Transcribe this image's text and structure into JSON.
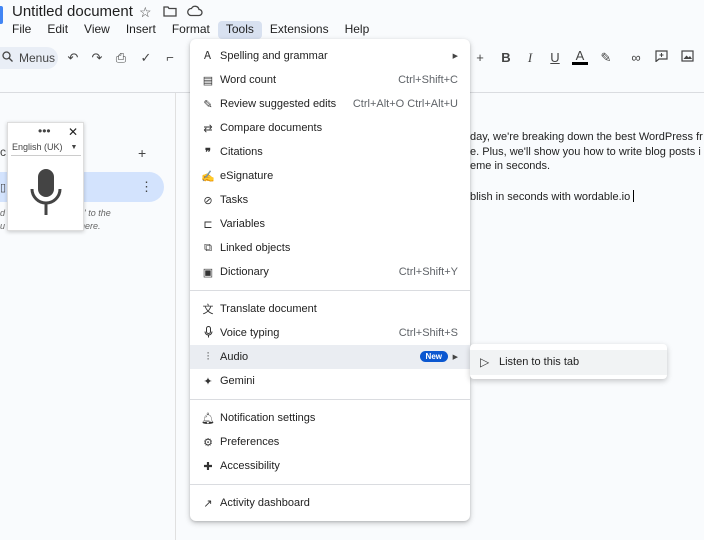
{
  "header": {
    "doc_title": "Untitled document",
    "menu": [
      {
        "label": "File"
      },
      {
        "label": "Edit"
      },
      {
        "label": "View"
      },
      {
        "label": "Insert"
      },
      {
        "label": "Format"
      },
      {
        "label": "Tools"
      },
      {
        "label": "Extensions"
      },
      {
        "label": "Help"
      }
    ]
  },
  "toolbar": {
    "menus_label": "Menus"
  },
  "voice_widget": {
    "language": "English (UK)"
  },
  "document": {
    "lines": [
      "day, we're breaking down the best WordPress fr",
      "e. Plus, we'll show you how to write blog posts i",
      "eme in seconds.",
      "blish in seconds with wordable.io"
    ]
  },
  "sidebar": {
    "hint_lines": [
      "' to the",
      "here."
    ]
  },
  "tools_menu": {
    "items": [
      {
        "label": "Spelling and grammar",
        "icon": "spellcheck-icon",
        "shortcut": "",
        "submenu": true
      },
      {
        "label": "Word count",
        "icon": "word-count-icon",
        "shortcut": "Ctrl+Shift+C"
      },
      {
        "label": "Review suggested edits",
        "icon": "review-edits-icon",
        "shortcut": "Ctrl+Alt+O Ctrl+Alt+U"
      },
      {
        "label": "Compare documents",
        "icon": "compare-icon",
        "shortcut": ""
      },
      {
        "label": "Citations",
        "icon": "quote-icon",
        "shortcut": ""
      },
      {
        "label": "eSignature",
        "icon": "signature-icon",
        "shortcut": ""
      },
      {
        "label": "Tasks",
        "icon": "tasks-icon",
        "shortcut": ""
      },
      {
        "label": "Variables",
        "icon": "variables-icon",
        "shortcut": ""
      },
      {
        "label": "Linked objects",
        "icon": "linked-objects-icon",
        "shortcut": ""
      },
      {
        "label": "Dictionary",
        "icon": "dictionary-icon",
        "shortcut": "Ctrl+Shift+Y"
      },
      {
        "label": "Translate document",
        "icon": "translate-icon",
        "shortcut": ""
      },
      {
        "label": "Voice typing",
        "icon": "microphone-icon",
        "shortcut": "Ctrl+Shift+S"
      },
      {
        "label": "Audio",
        "icon": "audio-icon",
        "badge": "New",
        "submenu": true
      },
      {
        "label": "Gemini",
        "icon": "gemini-icon",
        "shortcut": ""
      },
      {
        "label": "Notification settings",
        "icon": "bell-icon",
        "shortcut": ""
      },
      {
        "label": "Preferences",
        "icon": "preferences-icon",
        "shortcut": ""
      },
      {
        "label": "Accessibility",
        "icon": "accessibility-icon",
        "shortcut": ""
      },
      {
        "label": "Activity dashboard",
        "icon": "trending-icon",
        "shortcut": ""
      }
    ]
  },
  "audio_submenu": {
    "items": [
      {
        "label": "Listen to this tab",
        "icon": "listen-icon"
      }
    ]
  },
  "colors": {
    "accent": "#0b57d0",
    "menu_active": "#d8e1f0",
    "outline_pill": "#d3e3fd"
  }
}
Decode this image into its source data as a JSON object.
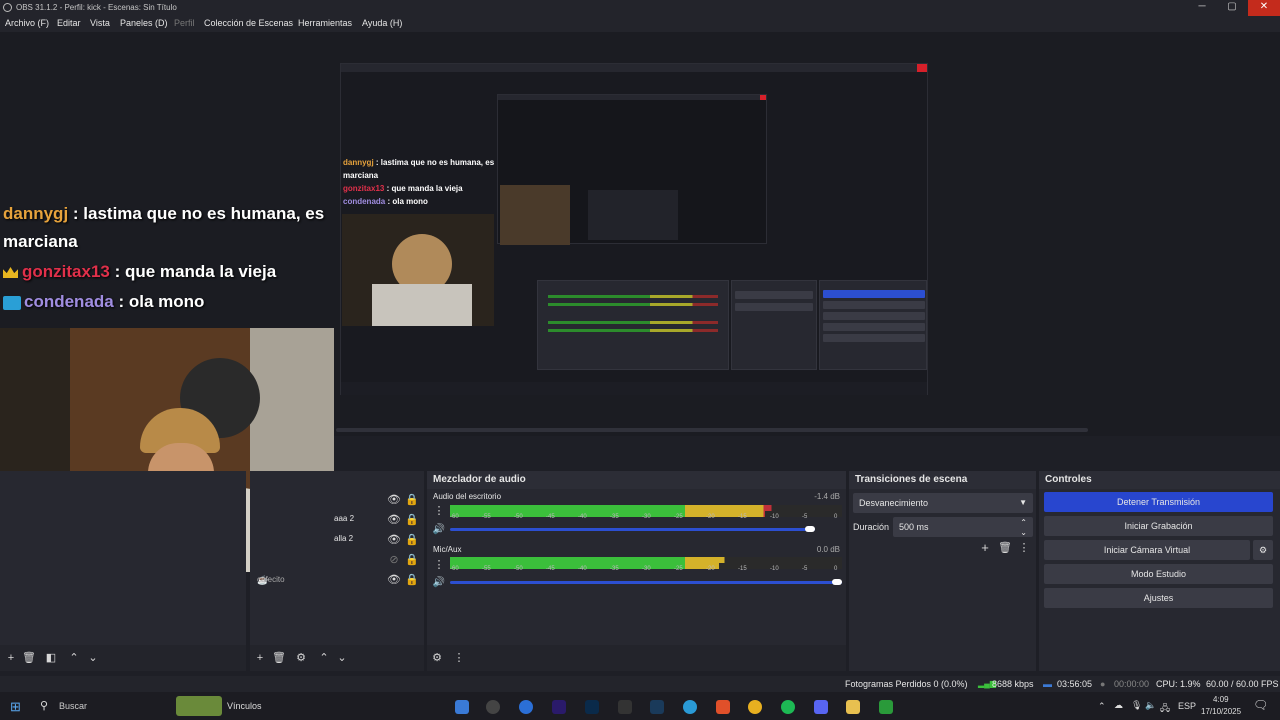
{
  "window": {
    "title": "OBS 31.1.2 - Perfil: kick - Escenas: Sin Título",
    "minimize": "─",
    "maximize": "▢",
    "close": "✕"
  },
  "menu": [
    "Archivo (F)",
    "Editar",
    "Vista",
    "Paneles (D)",
    "Perfil",
    "Colección de Escenas",
    "Herramientas",
    "Ayuda (H)"
  ],
  "chat": [
    {
      "user": "dannygj",
      "sep": " : ",
      "text": "lastima que no es humana, es marciana"
    },
    {
      "user": "gonzitax13",
      "sep": " : ",
      "text": "que manda la vieja"
    },
    {
      "user": "condenada",
      "sep": " : ",
      "text": "ola mono"
    }
  ],
  "sources": {
    "items": [
      {
        "label": "aaa 2"
      },
      {
        "label": "alla 2"
      },
      {
        "label": "cafecito"
      }
    ]
  },
  "mixer": {
    "title": "Mezclador de audio",
    "channels": [
      {
        "name": "Audio del escritorio",
        "db": "-1.4 dB",
        "level": 0.82,
        "volume": 0.93
      },
      {
        "name": "Mic/Aux",
        "db": "0.0 dB",
        "level": 0.7,
        "volume": 1.0
      }
    ],
    "scale": [
      "-60",
      "-55",
      "-50",
      "-45",
      "-40",
      "-35",
      "-30",
      "-25",
      "-20",
      "-15",
      "-10",
      "-5",
      "0"
    ]
  },
  "transitions": {
    "title": "Transiciones de escena",
    "selected": "Desvanecimiento",
    "duration_label": "Duración",
    "duration_value": "500 ms"
  },
  "controls": {
    "title": "Controles",
    "buttons": [
      "Detener Transmisión",
      "Iniciar Grabación",
      "Iniciar Cámara Virtual",
      "Modo Estudio",
      "Ajustes"
    ]
  },
  "status": {
    "dropped": "Fotogramas Perdidos 0 (0.0%)",
    "bitrate": "8688 kbps",
    "stream_time": "03:56:05",
    "rec_time": "00:00:00",
    "cpu": "CPU: 1.9%",
    "fps": "60.00 / 60.00 FPS"
  },
  "taskbar": {
    "search": "Buscar",
    "widget": "Vínculos",
    "lang": "ESP",
    "time": "4:09",
    "date": "17/10/2025"
  },
  "colors": {
    "accent": "#2846cf",
    "close": "#d6202a",
    "meter_green": "#3bbf3b",
    "meter_yellow": "#d4b22a",
    "meter_red": "#c0303a"
  }
}
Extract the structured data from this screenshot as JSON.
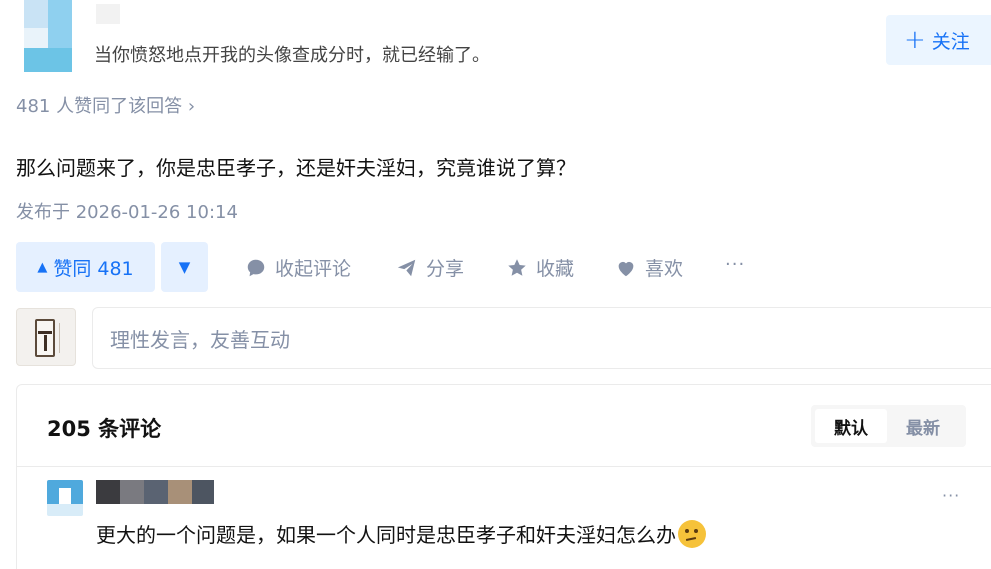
{
  "author": {
    "bio": "当你愤怒地点开我的头像查成分时，就已经输了。",
    "follow_label": "关注"
  },
  "answer": {
    "voters_text": "481 人赞同了该回答",
    "content": "那么问题来了，你是忠臣孝子，还是奸夫淫妇，究竟谁说了算？",
    "published": "发布于 2026-01-26 10:14"
  },
  "actions": {
    "upvote_label": "赞同 481",
    "collapse_comments": "收起评论",
    "share": "分享",
    "favorite": "收藏",
    "like": "喜欢",
    "more": "···"
  },
  "comment_box": {
    "placeholder": "理性发言，友善互动"
  },
  "comments": {
    "count_label": "205 条评论",
    "sort": [
      "默认",
      "最新"
    ],
    "items": [
      {
        "text": "更大的一个问题是，如果一个人同时是忠臣孝子和奸夫淫妇怎么办",
        "emoji": "thinking-face-emoji",
        "more": "···"
      }
    ]
  },
  "colors": {
    "accent": "#1772f6",
    "accent_bg": "#ebf5ff",
    "muted": "#8590a6",
    "text": "#121212"
  }
}
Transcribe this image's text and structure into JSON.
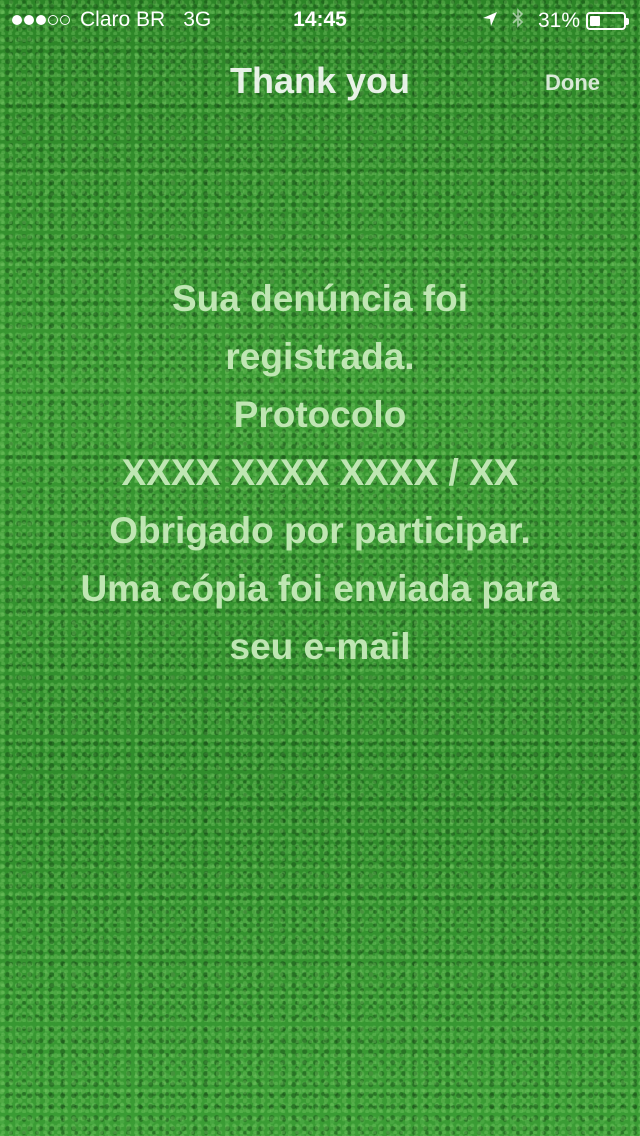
{
  "status_bar": {
    "carrier": "Claro BR",
    "network": "3G",
    "time": "14:45",
    "battery_percent": "31%",
    "battery_level": 0.31,
    "signal_bars_filled": 3,
    "signal_bars_total": 5,
    "icons": [
      "location-arrow-icon",
      "bluetooth-icon",
      "battery-icon"
    ]
  },
  "nav": {
    "title": "Thank you",
    "done_label": "Done"
  },
  "message": {
    "lines": [
      "Sua denúncia foi",
      "registrada.",
      "Protocolo",
      "XXXX XXXX XXXX / XX",
      "Obrigado por participar.",
      "Uma cópia foi enviada para",
      "seu e-mail"
    ]
  },
  "colors": {
    "background": "#2f8a2a",
    "message_text": "#bfe6b3",
    "status_text": "#ffffff"
  }
}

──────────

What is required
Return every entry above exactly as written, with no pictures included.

Written solution
Transcribe this image's text and structure into JSON.
{
  "header": {
    "doc_title": "Untitled document",
    "menu": [
      {
        "label": "File"
      },
      {
        "label": "Edit"
      },
      {
        "label": "View"
      },
      {
        "label": "Insert"
      },
      {
        "label": "Format"
      },
      {
        "label": "Tools"
      },
      {
        "label": "Extensions"
      },
      {
        "label": "Help"
      }
    ]
  },
  "toolbar": {
    "menus_label": "Menus"
  },
  "voice_widget": {
    "language": "English (UK)"
  },
  "document": {
    "lines": [
      "day, we're breaking down the best WordPress fr",
      "e. Plus, we'll show you how to write blog posts i",
      "eme in seconds.",
      "blish in seconds with wordable.io"
    ]
  },
  "sidebar": {
    "hint_lines": [
      "' to the",
      "here."
    ]
  },
  "tools_menu": {
    "items": [
      {
        "label": "Spelling and grammar",
        "icon": "spellcheck-icon",
        "shortcut": "",
        "submenu": true
      },
      {
        "label": "Word count",
        "icon": "word-count-icon",
        "shortcut": "Ctrl+Shift+C"
      },
      {
        "label": "Review suggested edits",
        "icon": "review-edits-icon",
        "shortcut": "Ctrl+Alt+O Ctrl+Alt+U"
      },
      {
        "label": "Compare documents",
        "icon": "compare-icon",
        "shortcut": ""
      },
      {
        "label": "Citations",
        "icon": "quote-icon",
        "shortcut": ""
      },
      {
        "label": "eSignature",
        "icon": "signature-icon",
        "shortcut": ""
      },
      {
        "label": "Tasks",
        "icon": "tasks-icon",
        "shortcut": ""
      },
      {
        "label": "Variables",
        "icon": "variables-icon",
        "shortcut": ""
      },
      {
        "label": "Linked objects",
        "icon": "linked-objects-icon",
        "shortcut": ""
      },
      {
        "label": "Dictionary",
        "icon": "dictionary-icon",
        "shortcut": "Ctrl+Shift+Y"
      },
      {
        "label": "Translate document",
        "icon": "translate-icon",
        "shortcut": ""
      },
      {
        "label": "Voice typing",
        "icon": "microphone-icon",
        "shortcut": "Ctrl+Shift+S"
      },
      {
        "label": "Audio",
        "icon": "audio-icon",
        "badge": "New",
        "submenu": true
      },
      {
        "label": "Gemini",
        "icon": "gemini-icon",
        "shortcut": ""
      },
      {
        "label": "Notification settings",
        "icon": "bell-icon",
        "shortcut": ""
      },
      {
        "label": "Preferences",
        "icon": "preferences-icon",
        "shortcut": ""
      },
      {
        "label": "Accessibility",
        "icon": "accessibility-icon",
        "shortcut": ""
      },
      {
        "label": "Activity dashboard",
        "icon": "trending-icon",
        "shortcut": ""
      }
    ]
  },
  "audio_submenu": {
    "items": [
      {
        "label": "Listen to this tab",
        "icon": "listen-icon"
      }
    ]
  },
  "colors": {
    "accent": "#0b57d0",
    "menu_active": "#d8e1f0",
    "outline_pill": "#d3e3fd"
  }
}
Decode this image into its source data as a JSON object.
{
  "window": {
    "title": "OBS 31.1.2 - Perfil: kick - Escenas: Sin Título",
    "minimize": "─",
    "maximize": "▢",
    "close": "✕"
  },
  "menu": [
    "Archivo (F)",
    "Editar",
    "Vista",
    "Paneles (D)",
    "Perfil",
    "Colección de Escenas",
    "Herramientas",
    "Ayuda (H)"
  ],
  "chat": [
    {
      "user": "dannygj",
      "sep": " : ",
      "text": "lastima que no es humana, es marciana"
    },
    {
      "user": "gonzitax13",
      "sep": " : ",
      "text": "que manda la vieja"
    },
    {
      "user": "condenada",
      "sep": " : ",
      "text": "ola mono"
    }
  ],
  "sources": {
    "items": [
      {
        "label": "aaa 2"
      },
      {
        "label": "alla 2"
      },
      {
        "label": "cafecito"
      }
    ]
  },
  "mixer": {
    "title": "Mezclador de audio",
    "channels": [
      {
        "name": "Audio del escritorio",
        "db": "-1.4 dB",
        "level": 0.82,
        "volume": 0.93
      },
      {
        "name": "Mic/Aux",
        "db": "0.0 dB",
        "level": 0.7,
        "volume": 1.0
      }
    ],
    "scale": [
      "-60",
      "-55",
      "-50",
      "-45",
      "-40",
      "-35",
      "-30",
      "-25",
      "-20",
      "-15",
      "-10",
      "-5",
      "0"
    ]
  },
  "transitions": {
    "title": "Transiciones de escena",
    "selected": "Desvanecimiento",
    "duration_label": "Duración",
    "duration_value": "500 ms"
  },
  "controls": {
    "title": "Controles",
    "buttons": [
      "Detener Transmisión",
      "Iniciar Grabación",
      "Iniciar Cámara Virtual",
      "Modo Estudio",
      "Ajustes"
    ]
  },
  "status": {
    "dropped": "Fotogramas Perdidos 0 (0.0%)",
    "bitrate": "8688 kbps",
    "stream_time": "03:56:05",
    "rec_time": "00:00:00",
    "cpu": "CPU: 1.9%",
    "fps": "60.00 / 60.00 FPS"
  },
  "taskbar": {
    "search": "Buscar",
    "widget": "Vínculos",
    "lang": "ESP",
    "time": "4:09",
    "date": "17/10/2025"
  },
  "colors": {
    "accent": "#2846cf",
    "close": "#d6202a",
    "meter_green": "#3bbf3b",
    "meter_yellow": "#d4b22a",
    "meter_red": "#c0303a"
  }
}
Extract the structured data from this screenshot as JSON.
{
  "author": {
    "bio": "当你愤怒地点开我的头像查成分时，就已经输了。",
    "follow_label": "关注"
  },
  "answer": {
    "voters_text": "481 人赞同了该回答",
    "content": "那么问题来了，你是忠臣孝子，还是奸夫淫妇，究竟谁说了算？",
    "published": "发布于 2026-01-26 10:14"
  },
  "actions": {
    "upvote_label": "赞同 481",
    "collapse_comments": "收起评论",
    "share": "分享",
    "favorite": "收藏",
    "like": "喜欢",
    "more": "···"
  },
  "comment_box": {
    "placeholder": "理性发言，友善互动"
  },
  "comments": {
    "count_label": "205 条评论",
    "sort": [
      "默认",
      "最新"
    ],
    "items": [
      {
        "text": "更大的一个问题是，如果一个人同时是忠臣孝子和奸夫淫妇怎么办",
        "emoji": "thinking-face-emoji",
        "more": "···"
      }
    ]
  },
  "colors": {
    "accent": "#1772f6",
    "accent_bg": "#ebf5ff",
    "muted": "#8590a6",
    "text": "#121212"
  }
}
Transcribe this image's text and structure into JSON.
{
  "status_bar": {
    "carrier": "Claro BR",
    "network": "3G",
    "time": "14:45",
    "battery_percent": "31%",
    "battery_level": 0.31,
    "signal_bars_filled": 3,
    "signal_bars_total": 5,
    "icons": [
      "location-arrow-icon",
      "bluetooth-icon",
      "battery-icon"
    ]
  },
  "nav": {
    "title": "Thank you",
    "done_label": "Done"
  },
  "message": {
    "lines": [
      "Sua denúncia foi",
      "registrada.",
      "Protocolo",
      "XXXX XXXX XXXX / XX",
      "Obrigado por participar.",
      "Uma cópia foi enviada para",
      "seu e-mail"
    ]
  },
  "colors": {
    "background": "#2f8a2a",
    "message_text": "#bfe6b3",
    "status_text": "#ffffff"
  }
}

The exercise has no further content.